So what has changed? Well, starting Nov. 9, 2022, mortgage rates fell and mortgage demand got better. We didn’t see a recovery in demand, it just stabilized.
Since Nov. 9, purchase application data has had 17 positive prints versus nine negative prints after making some holiday adjustments. Year to date, we have had 10 positive prints and nine negatives, and tomorrow purchase applications should be negative, which shows the stabilization in demand so far in 2023.
It is simple supply and demand economics. Last year, home sales crashed because mortgage rates exploded higher after the most significant short-term home-price gains ever in history. However, after Nov. 9, that reality changed from crashing home sales to stabilizing.
So the moral of the story is that the market dynamics were very historical last year; active inventory and monthly supply were low, but home sales were crashing, and the inventory that was on the market, especially in the seconnd half of 2022, required price cuts to sell.

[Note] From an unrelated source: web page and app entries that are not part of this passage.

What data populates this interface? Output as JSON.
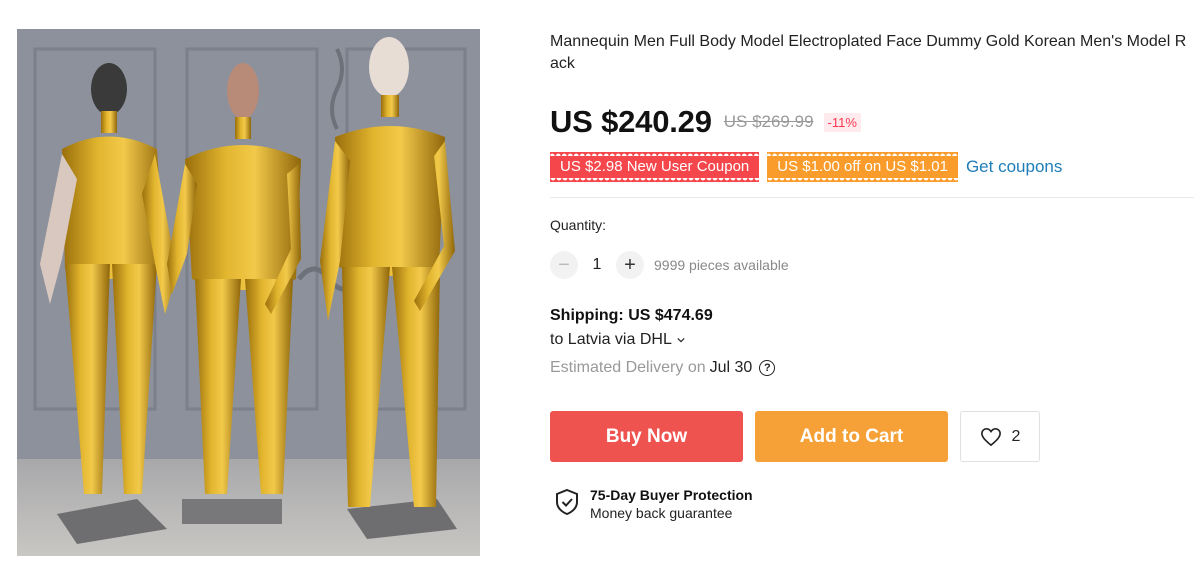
{
  "product": {
    "title": "Mannequin Men Full Body Model Electroplated Face Dummy Gold Korean Men's Model Rack",
    "image_icon": "product-photo-gold-mannequins"
  },
  "price": {
    "current": "US $240.29",
    "original": "US $269.99",
    "discount": "-11%"
  },
  "coupons": {
    "new_user": "US $2.98 New User Coupon",
    "store": "US $1.00 off on US $1.01",
    "get_label": "Get coupons"
  },
  "quantity": {
    "label": "Quantity:",
    "minus": "−",
    "value": "1",
    "plus": "+",
    "available": "9999 pieces available"
  },
  "shipping": {
    "cost": "Shipping: US $474.69",
    "route": "to Latvia via DHL",
    "delivery_label": "Estimated Delivery on",
    "delivery_date": "Jul 30",
    "help": "?"
  },
  "actions": {
    "buy_now": "Buy Now",
    "add_to_cart": "Add to Cart",
    "wishlist_count": "2"
  },
  "protection": {
    "title": "75-Day Buyer Protection",
    "subtitle": "Money back guarantee"
  },
  "colors": {
    "buy_now": "#ef5350",
    "add_to_cart": "#f6a138",
    "coupon_red": "#f5474b",
    "coupon_orange": "#f99c2c",
    "link": "#1f7db8",
    "discount": "#fd384f"
  }
}
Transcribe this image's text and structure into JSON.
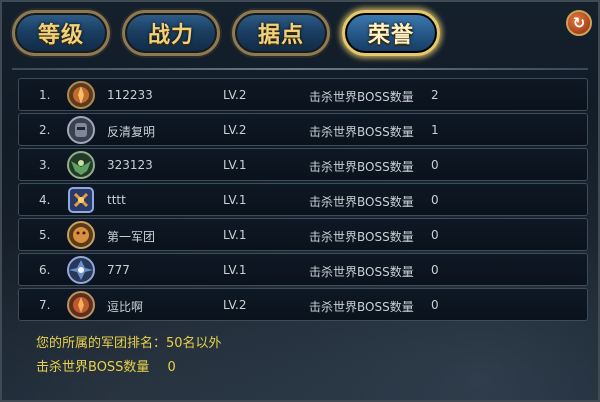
{
  "tabs": [
    {
      "label": "等级",
      "active": false
    },
    {
      "label": "战力",
      "active": false
    },
    {
      "label": "据点",
      "active": false
    },
    {
      "label": "荣誉",
      "active": true
    }
  ],
  "refresh_icon": "refresh-icon",
  "rows": [
    {
      "rank": "1.",
      "emblem": "warrior-emblem-icon",
      "name": "112233",
      "level": "LV.2",
      "kill_label": "击杀世界BOSS数量",
      "kill_value": "2"
    },
    {
      "rank": "2.",
      "emblem": "knight-emblem-icon",
      "name": "反清复明",
      "level": "LV.2",
      "kill_label": "击杀世界BOSS数量",
      "kill_value": "1"
    },
    {
      "rank": "3.",
      "emblem": "dragon-emblem-icon",
      "name": "323123",
      "level": "LV.1",
      "kill_label": "击杀世界BOSS数量",
      "kill_value": "0"
    },
    {
      "rank": "4.",
      "emblem": "rune-emblem-icon",
      "name": "tttt",
      "level": "LV.1",
      "kill_label": "击杀世界BOSS数量",
      "kill_value": "0"
    },
    {
      "rank": "5.",
      "emblem": "lion-emblem-icon",
      "name": "第一军团",
      "level": "LV.1",
      "kill_label": "击杀世界BOSS数量",
      "kill_value": "0"
    },
    {
      "rank": "6.",
      "emblem": "phoenix-emblem-icon",
      "name": "777",
      "level": "LV.1",
      "kill_label": "击杀世界BOSS数量",
      "kill_value": "0"
    },
    {
      "rank": "7.",
      "emblem": "warrior-emblem-icon",
      "name": "逗比啊",
      "level": "LV.2",
      "kill_label": "击杀世界BOSS数量",
      "kill_value": "0"
    }
  ],
  "footer": {
    "rank_text": "您的所属的军团排名：50名以外",
    "kill_label": "击杀世界BOSS数量",
    "kill_value": "0"
  },
  "colors": {
    "tab_gold": "#f1d27a",
    "footer_text": "#e8d24a",
    "row_text": "#c9d1d6"
  }
}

In my 2023 forecast for prices, I stated that mortgage rates needed to stay higher, above 5.875%, for prices to have a mild decline, in contrast to the massive price gains we have seen in 2020 through 2022. I chose 5.875% because my affordability index model was shot, but I also saw that the housing market changed when rates moved from 7.37% to 5.99%.
Imagine what the housing data would look like if rates were in the low 5% for 2023. This is why tracking weekly housing data is critical. We don’t have a housing demand recovery as we saw with the COVID-19 recovery, we just have a stabilization in demand, and total active listings are still near all-time lows.
As you can see in the FHFA home price index below, the growth rate of prices cooled down a lot with higher mortgage rates, but those didn’t crash prices like in 2007 and 2008, a period in time with much higher active supply.
Also, to go along with the FHFA home price index, not only was housing inventory over 4 million in the NAR data in 2007, but we also had massive growth in forced sellers. As we can see in the chart below, we had massive credit stress in the system.
So, as we get ready for the second half of 2023, we will track the weekly housing data. We will focus on the actual data that matter, positive or negative. The most significant change this year is that home sales are not collapsing in the same fashion they were last year.